Though far less often nowadays, I sometimes wake up thinking about people, events, and lessons I have not visited in years. The lesson(s) hit me decades later, like a ton of bricks, and they come unexpectedly and without warning. I do not know if this happens to other people, but for me, when it does, it is profound, and I cannot ignore it.

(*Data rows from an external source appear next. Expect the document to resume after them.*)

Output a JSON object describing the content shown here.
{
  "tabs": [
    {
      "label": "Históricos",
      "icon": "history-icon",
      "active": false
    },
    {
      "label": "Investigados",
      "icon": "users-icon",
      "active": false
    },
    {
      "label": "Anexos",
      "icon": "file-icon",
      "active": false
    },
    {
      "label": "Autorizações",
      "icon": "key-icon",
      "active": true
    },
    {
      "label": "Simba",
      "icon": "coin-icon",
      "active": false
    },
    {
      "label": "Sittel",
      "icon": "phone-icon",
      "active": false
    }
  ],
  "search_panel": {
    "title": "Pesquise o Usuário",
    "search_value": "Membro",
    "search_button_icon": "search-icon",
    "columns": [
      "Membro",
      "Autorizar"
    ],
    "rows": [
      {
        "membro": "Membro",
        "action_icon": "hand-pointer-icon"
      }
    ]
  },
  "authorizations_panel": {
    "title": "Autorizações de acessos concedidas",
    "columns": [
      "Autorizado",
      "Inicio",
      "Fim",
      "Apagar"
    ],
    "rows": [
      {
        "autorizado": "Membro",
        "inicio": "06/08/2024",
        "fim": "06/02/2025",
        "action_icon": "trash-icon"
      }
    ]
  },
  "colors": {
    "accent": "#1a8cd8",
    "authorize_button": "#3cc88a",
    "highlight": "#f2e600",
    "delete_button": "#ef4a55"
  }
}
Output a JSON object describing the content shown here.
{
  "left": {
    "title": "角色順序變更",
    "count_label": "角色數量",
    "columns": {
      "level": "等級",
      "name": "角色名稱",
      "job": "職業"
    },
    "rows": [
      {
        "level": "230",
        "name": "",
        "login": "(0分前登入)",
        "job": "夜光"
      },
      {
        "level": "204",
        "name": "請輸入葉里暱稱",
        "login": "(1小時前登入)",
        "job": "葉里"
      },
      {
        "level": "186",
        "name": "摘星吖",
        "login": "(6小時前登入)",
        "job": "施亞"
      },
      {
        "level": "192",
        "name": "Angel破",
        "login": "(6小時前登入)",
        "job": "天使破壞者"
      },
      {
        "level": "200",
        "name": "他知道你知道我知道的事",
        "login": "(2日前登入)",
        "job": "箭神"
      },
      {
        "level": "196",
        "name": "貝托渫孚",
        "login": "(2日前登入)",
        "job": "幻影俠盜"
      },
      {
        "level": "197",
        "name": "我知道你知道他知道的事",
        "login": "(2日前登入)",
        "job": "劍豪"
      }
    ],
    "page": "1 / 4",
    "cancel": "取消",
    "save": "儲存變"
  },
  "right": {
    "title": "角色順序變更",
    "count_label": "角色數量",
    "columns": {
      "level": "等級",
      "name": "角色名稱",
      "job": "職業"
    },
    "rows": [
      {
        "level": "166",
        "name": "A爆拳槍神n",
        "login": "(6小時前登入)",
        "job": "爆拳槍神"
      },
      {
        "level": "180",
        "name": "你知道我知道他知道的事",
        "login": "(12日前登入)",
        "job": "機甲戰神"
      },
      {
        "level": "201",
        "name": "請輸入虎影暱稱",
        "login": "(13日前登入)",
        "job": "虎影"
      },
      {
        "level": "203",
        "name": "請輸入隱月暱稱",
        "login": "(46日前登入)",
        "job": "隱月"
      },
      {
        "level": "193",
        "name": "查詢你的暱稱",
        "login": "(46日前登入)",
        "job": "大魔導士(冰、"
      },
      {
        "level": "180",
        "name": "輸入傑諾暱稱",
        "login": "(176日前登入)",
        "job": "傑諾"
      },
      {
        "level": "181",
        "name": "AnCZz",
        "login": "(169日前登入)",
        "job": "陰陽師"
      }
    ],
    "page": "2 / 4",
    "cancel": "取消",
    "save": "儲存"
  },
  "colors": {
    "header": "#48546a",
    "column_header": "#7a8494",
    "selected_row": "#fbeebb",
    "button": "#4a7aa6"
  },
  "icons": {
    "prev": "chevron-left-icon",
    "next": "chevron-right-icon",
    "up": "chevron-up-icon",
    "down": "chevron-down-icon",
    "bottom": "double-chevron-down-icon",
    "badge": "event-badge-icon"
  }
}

I was recently talking to two of my yoga teaching mentors. I finished my 300 hour training nearly 3 years ago. I went into it expecting to get better at sequencing, and make my classes more desirable and fancy, perhaps. What I found was not this, not at all. The lessons from this 18 month experience continue to show up at the least expected times. Like the other day, when I was thinking about inclusivity and language in my classes, and about my values as a teacher and human. Or when I realize time and time again that great yoga is not necessarily about great choreography. It is about deep understanding, and dedication to continuous self-study. It is in being willing to recognize our own habits and patterns, and sit with what we would much rather avoid.
I woke up this morning in a bit of a panic. For whatever odd and unpredictable reason, my brain decided to replay a moment in my life where someone I loved told me they had been dishonest and done something extremely hurtful. I remember the temperature of the air that night. I remember what they were wearing. I remember exactly how their hair fell. I remember crawling into bed sobbing after. Years ago, revisiting this would have made me miserable for days as I sunk deeper and deeper into victimhood. But today I felt a deep sense of appreciation for realizing that this was popping into my head as a guide, as a gift, and as a wake up call.

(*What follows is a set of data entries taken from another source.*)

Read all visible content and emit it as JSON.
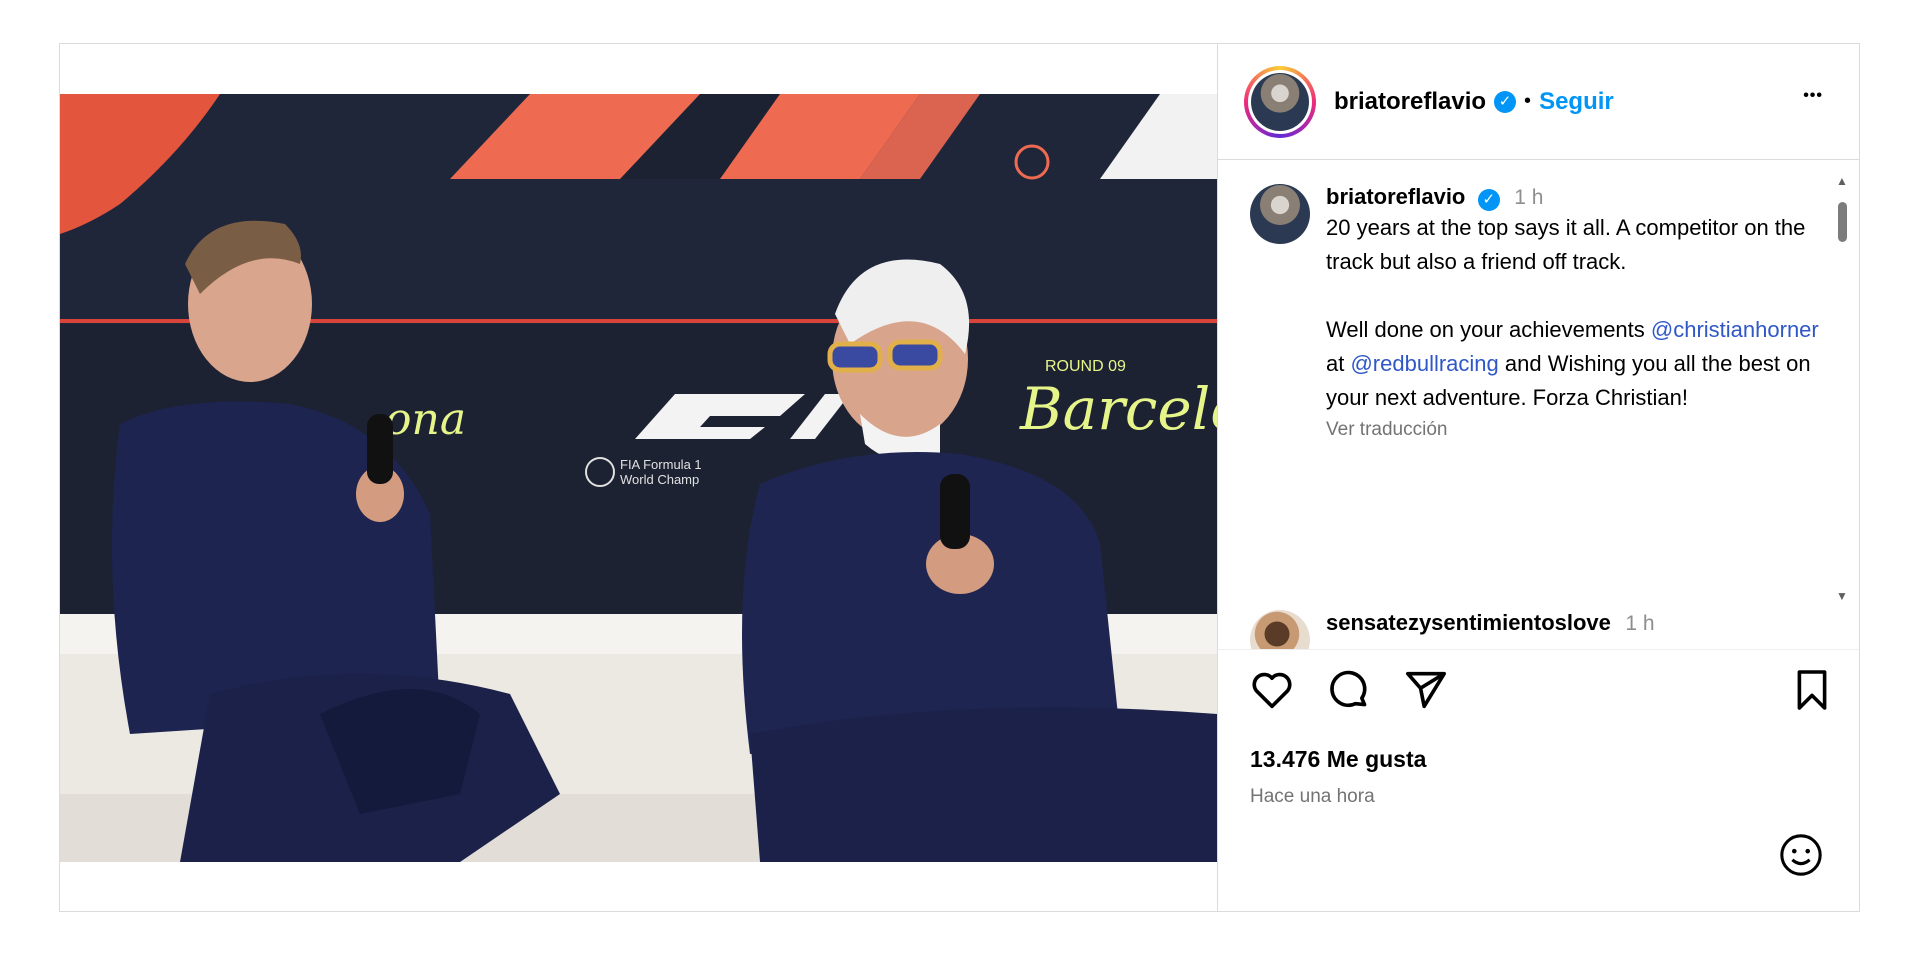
{
  "post": {
    "username": "briatoreflavio",
    "verified_mark": "✓",
    "separator": "•",
    "follow_label": "Seguir",
    "more_label": "•••"
  },
  "media": {
    "description": "Press conference photo",
    "backdrop_words": [
      "ROUND 09",
      "Barcelona",
      "ona",
      "FIA Formula 1",
      "World Champ"
    ]
  },
  "caption": {
    "username": "briatoreflavio",
    "time": "1 h",
    "line1": "20 years at the top says it all. A competitor on the track but also a friend off track.",
    "line2_pre": "Well done on your achievements ",
    "mention1": "@christianhorner",
    "mid": " at ",
    "mention2": "@redbullracing",
    "line2_post": " and Wishing you all the best on your next adventure. Forza Christian!",
    "translate": "Ver traducción"
  },
  "comments": [
    {
      "username": "sensatezysentimientoslove",
      "time": "1 h"
    }
  ],
  "engagement": {
    "likes": "13.476 Me gusta",
    "timeago": "Hace una hora"
  },
  "icons": {
    "like": "heart-icon",
    "comment": "comment-icon",
    "share": "paper-plane-icon",
    "save": "bookmark-icon",
    "emoji": "smiley-icon"
  },
  "colors": {
    "accent": "#0095f6",
    "mention": "#2f57c7",
    "muted": "#737373",
    "border": "#dbdbdb"
  }
}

What stuck out to me about this distant yet clear memory, was telling myself I could pretend it did not happen, we could return to normal, but knowing deep down everything was different and I could never return to before. As much as my ego, my mind, may have wanted to, my heart could not.
And then it made sense to me why this random memory was popping up now, at 6am on a Thursday when it seemed completely insignificant to my current season of life.
I keep saying, “the honeymoon phase of teaching and practicing yoga has ended for me.”
I have struggled with what this means. Mostly this has been frustrating, yet unavoidable. I have to acknowledge that a shift has happened in my relationship with yoga. I could try to avoid it, pretend like everything was the way it once was, but the reality is a big and necessary change has happened where I am seeking deeper connection and understanding to my why for all things on and off the mat.
This feeling is strikingly familiar to that night when I wanted so badly to tell myself everything could continue to be comfortable and familiar, but knew deep down nothing was the same. Often we expect yoga to be something that makes us feel good all of the time. A magic elixir that takes us away from emotions we perceive as negative. In a way, it does. For me, feeling good often means taking a hard look within, and getting rather uncomfortable in the process.
Every time I have experienced meaningful growth, it has been after difficult change, dedicated self-study, acknowledgement of my habits, and willingness to surrender to the reality that I know so little. Younger me had no idea I was choosing to commit or not commit to my practice in every moment of my life. I did yoga poses on my mat, I tried to be a goodish person, and when I rolled up my mat I continued living my life with a vast, blissful lack of self-awareness. But I was making a choice to practice or not practice yoga in every relationship, both with myself, others, and the world. Now, nearly a decade later, I am certain this is where the practice lives for me. The time I spend on the mat is time I need and cherish deeply, but the lessons that show up most unexpectedly are where the “advanced” practice happens.